• History,  Nostalgia,  Society

    Trampled Underfoot Podcast – 140 – El Paso Salt Wars

    “Sir, This paper says that the land you’re standing on is mine. You’re going to have to move!” And the other man replied: “Well… this gun says otherwise!” In Episode 140 of the Trampled Underfoot Podcast, Eloy Escagedo shares the story of the 1800s San Elizario Salt Wars, near El Paso, Texas with Mark Lindsay. For decades the townsfolk of San Elizario had been mining the near by salt flats, then taking the wagon loads of salt to market. That was until a wealthy investor came to town one day. Soon after, a series of events would unfold that became one of the wildest chapters of the American Wild West!…

  • History,  Pop Culture,  Society

    Trampled Underfoot Podcast – 117 – Lincoln Logs

    This episode of the Trampled Underfoot Podcast defies description. Let’s just put it this way; What does Food, Tombstone Arizona, Lincoln Logs, and “Roughing It” have in common? Oh boy, you’re just going to have to listen to this week’s episode of Trampled Underfoot Podcast. You will enjoy it, but it gets a little bit… “unusual…” We record LIVE every Tuesday evening at 9:30 pm Eastern, 6:30 pm Pacific time. Subscribe to our YouTube channel, click that notification bell, then come join us! Follow us on Facebook, and leave us a comment or suggest a topic!

  • History,  Pop Culture

    Trampled Underfoot Podcast – Episode 77 – Working On Mysteries Without Any Clues
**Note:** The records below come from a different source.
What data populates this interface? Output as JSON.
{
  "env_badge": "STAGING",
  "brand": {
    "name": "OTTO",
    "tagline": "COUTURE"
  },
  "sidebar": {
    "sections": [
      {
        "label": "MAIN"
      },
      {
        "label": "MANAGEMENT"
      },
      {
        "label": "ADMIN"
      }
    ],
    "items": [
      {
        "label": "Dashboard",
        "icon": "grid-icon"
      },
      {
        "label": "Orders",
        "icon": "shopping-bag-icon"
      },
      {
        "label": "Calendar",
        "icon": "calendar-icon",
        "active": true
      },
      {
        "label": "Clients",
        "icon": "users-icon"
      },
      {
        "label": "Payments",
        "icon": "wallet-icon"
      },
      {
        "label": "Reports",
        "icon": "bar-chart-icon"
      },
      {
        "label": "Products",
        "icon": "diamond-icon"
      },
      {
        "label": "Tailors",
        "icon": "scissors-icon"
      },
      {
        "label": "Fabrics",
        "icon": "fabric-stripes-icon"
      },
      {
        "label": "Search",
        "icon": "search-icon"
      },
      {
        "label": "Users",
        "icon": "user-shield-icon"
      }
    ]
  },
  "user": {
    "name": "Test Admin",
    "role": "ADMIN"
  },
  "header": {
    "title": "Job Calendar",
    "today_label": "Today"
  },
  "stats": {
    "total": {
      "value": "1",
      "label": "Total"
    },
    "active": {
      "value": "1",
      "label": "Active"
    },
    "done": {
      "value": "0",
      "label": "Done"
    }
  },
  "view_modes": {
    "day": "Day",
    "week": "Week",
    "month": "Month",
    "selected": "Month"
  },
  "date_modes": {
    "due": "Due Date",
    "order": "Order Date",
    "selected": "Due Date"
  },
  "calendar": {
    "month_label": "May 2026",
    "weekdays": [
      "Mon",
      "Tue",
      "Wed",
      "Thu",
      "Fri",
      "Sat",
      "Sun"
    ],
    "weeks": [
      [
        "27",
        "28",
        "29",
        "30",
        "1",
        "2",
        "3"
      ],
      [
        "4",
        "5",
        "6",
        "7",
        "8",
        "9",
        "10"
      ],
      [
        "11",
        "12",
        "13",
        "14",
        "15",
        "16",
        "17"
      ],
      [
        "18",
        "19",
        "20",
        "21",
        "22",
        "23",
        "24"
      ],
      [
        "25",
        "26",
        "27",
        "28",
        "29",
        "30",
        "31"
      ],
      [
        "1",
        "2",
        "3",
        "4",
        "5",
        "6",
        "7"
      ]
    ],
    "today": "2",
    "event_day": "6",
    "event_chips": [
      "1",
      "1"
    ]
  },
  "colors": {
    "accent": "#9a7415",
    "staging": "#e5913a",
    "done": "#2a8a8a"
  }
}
    This week we put on our exploration hats, and strike out for adventure! We get into the romanticized image of the Old American West, and look at our perception of the time versus reality. We take apart the sanitized version of the Old West that was fed to us by movies, radio, and TV, then get into the iconic movie that blew that entire pop culture genre apart. We then wade into potentially dangerous waters by discussing the culture and ethnicities that populated the New World. There are people that trace their origins back to various countries in the old world, so what were their stories? Why were they ignored…